Stockton University announced Tuesday that Trump Entertainment was seeking to block the transformation of the shuttered Showboat Casino into an "island campus" for the university - a move touted as a game-changer for the embattled local economy and the school.

Trump Entertainment will use a 1988 legal covenant with Caesars Entertainment - Showboat's former corporate parent - to prevent Stockton from reopening the property as a school and hotel, according to the university. The covenant would prevent the property from being used as anything other than a first-class casino-hotel, the school said.

"Stockton tried to establish a full campus in Atlantic City six times during my tenure as president and got kicked in the teeth each time," Herman Saatkamp, Stockton's president, said in a statement. "This time, we were stabbed in the heart."

In December, Stockton bought the property from Caesars Entertainment for $18 million. Saatkamp said in his statement Tuesday that "we were led to believe" Caesars and Trump had resolved the 1988 covenant.

"However, it did not, and Trump Taj Mahal does not want a university campus near its property. As a result, Trump Taj Mahal is going to enforce the covenant," he wrote.

"Stockton University and, I believe, Atlantic City are caught in the middle of two corporations," he said.

Representatives for Trump and Caesars did not return calls Tuesday evening for comment. Saatkamp was not available for an interview because of a previous commitment, a university spokeswoman said.

City and state officials had praised Stockton's plans when they were first announced late last year. When the purchase was completed, Assemblyman Chris A. Brown (R., Atlantic) said it was "a positive step toward diversifying our economy and putting people to work."

The school planned to reopen the 1.73 million-square-foot Boardwalk casino-hotel for some classes this summer, with a full opening this fall.

Stockton also intended to run a hotel on the site, a potential resource for students in the university's hospitality programs.

Saatkamp has said the site could host 4,000 to 6,000 students in about 20 classrooms, 10 lecture facilities, and studios and instruction rooms for music, dance, choral, and theater programs.

Atlantic City Mayor Don Guardian hailed it as "a game-changer."

As the news broke Tuesday, Chris Filiciello, the mayor's chief of staff, responded: "It's an important project for Atlantic City and would be mutually beneficial for everyone in the city."

Saatkamp said that university attorneys "assure us we will prevail" but that a delay could be too costly.

The president told the Atlantic City Press, which first reported the legal challenge, that Stockton has about 2 1/2 weeks to sign contracts for work on the property in order to open this summer.

Saatkamp was scheduled to present Stockton's vision for Showboat to Atlantic City business leaders on Wednesday.

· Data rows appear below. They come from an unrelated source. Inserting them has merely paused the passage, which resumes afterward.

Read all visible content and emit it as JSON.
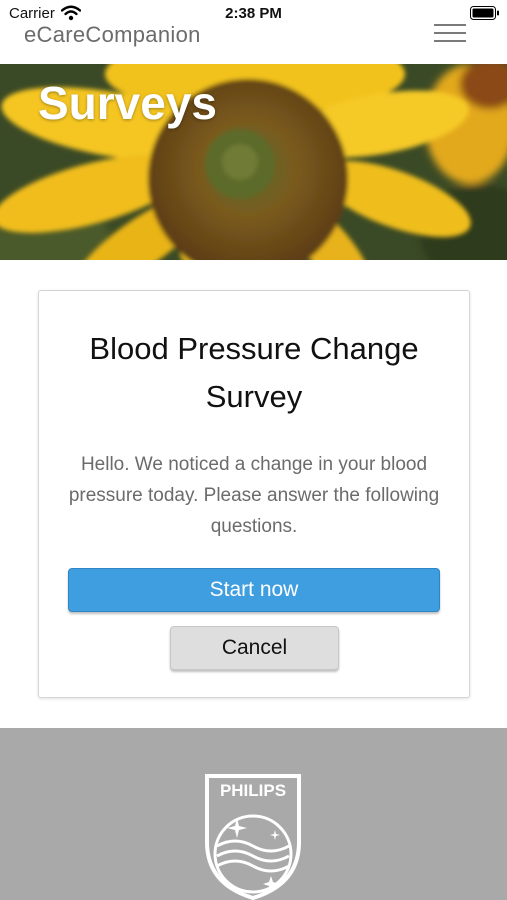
{
  "status_bar": {
    "carrier": "Carrier",
    "time": "2:38 PM",
    "icons": [
      "wifi-icon",
      "battery-icon"
    ]
  },
  "header": {
    "brand": "eCareCompanion",
    "menu_icon": "hamburger-menu-icon"
  },
  "hero": {
    "title": "Surveys",
    "image": "sunflower-banner"
  },
  "survey_card": {
    "title": "Blood Pressure Change Survey",
    "message": "Hello. We noticed a change in your blood pressure today. Please answer the following questions.",
    "start_label": "Start now",
    "cancel_label": "Cancel"
  },
  "footer": {
    "logo_text": "PHILIPS",
    "logo_icon": "philips-shield-logo"
  },
  "colors": {
    "primary_button": "#3f9ee0",
    "secondary_button": "#dedede",
    "footer_bg": "#a9a9a9",
    "brand_text": "#6b6b6b"
  }
}
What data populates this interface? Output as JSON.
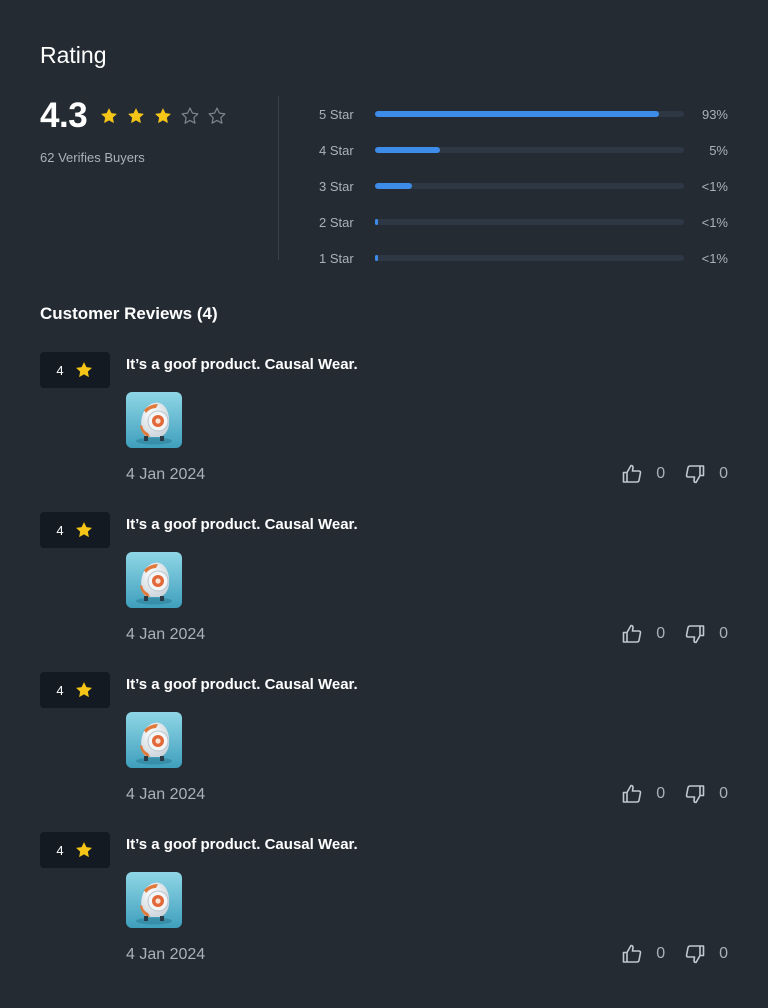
{
  "rating": {
    "title": "Rating",
    "average": "4.3",
    "star_fill": [
      1,
      1,
      1,
      0,
      0
    ],
    "verified_text": "62 Verifies Buyers",
    "star_color": "#f5c518"
  },
  "distribution": [
    {
      "label": "5 Star",
      "percent_text": "93%",
      "fill_fraction": 0.92
    },
    {
      "label": "4 Star",
      "percent_text": "5%",
      "fill_fraction": 0.21
    },
    {
      "label": "3 Star",
      "percent_text": "<1%",
      "fill_fraction": 0.12
    },
    {
      "label": "2 Star",
      "percent_text": "<1%",
      "fill_fraction": 0.01
    },
    {
      "label": "1 Star",
      "percent_text": "<1%",
      "fill_fraction": 0.01
    }
  ],
  "reviews_section": {
    "title": "Customer Reviews (4)",
    "reviews": [
      {
        "rating": "4",
        "text": "It’s a goof product. Causal Wear.",
        "date": "4 Jan 2024",
        "likes": "0",
        "dislikes": "0",
        "image_icon": "product-thumbnail"
      },
      {
        "rating": "4",
        "text": "It’s a goof product. Causal Wear.",
        "date": "4 Jan 2024",
        "likes": "0",
        "dislikes": "0",
        "image_icon": "product-thumbnail"
      },
      {
        "rating": "4",
        "text": "It’s a goof product. Causal Wear.",
        "date": "4 Jan 2024",
        "likes": "0",
        "dislikes": "0",
        "image_icon": "product-thumbnail"
      },
      {
        "rating": "4",
        "text": "It’s a goof product. Causal Wear.",
        "date": "4 Jan 2024",
        "likes": "0",
        "dislikes": "0",
        "image_icon": "product-thumbnail"
      }
    ]
  },
  "colors": {
    "background": "#252b33",
    "bar_fill": "#3d8cea",
    "bar_track": "#2e3744",
    "badge_bg": "#141a22",
    "muted_text": "#aab1bb"
  }
}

The event has been canceled.

If Stockton cannot resolve the dispute, Saatkamp said in his statement Tuesday, the school will sell the property.

"Simply stated, we would be saddled with an all-cash outlay with no revenues in return. It would be unconscionable to submit Stockton University's financial stability to this risk and delay," he said. "Doing so endangers the cost of student tuition and creates the potential for job loss among faculty and staff. We cannot afford to just hold this building with no incoming revenues while the two casinos play their own gamesmanship."

If a quick sale of the property is not possible, Saatkamp wrote, Stockton would close the building, letting it sit empty while awaiting a resolution.

"The result of this morass is that Atlantic City will lose a major economic and community engine, and Stockton students lose out on some wonderful academic opportunities," he said.

Still, a small window remains for resolution.

Saatkamp's statement, which opened with the words "With immense sadness" as he announced the impasse, ends with a glimmer of optimism:

"I still hope this will turn around."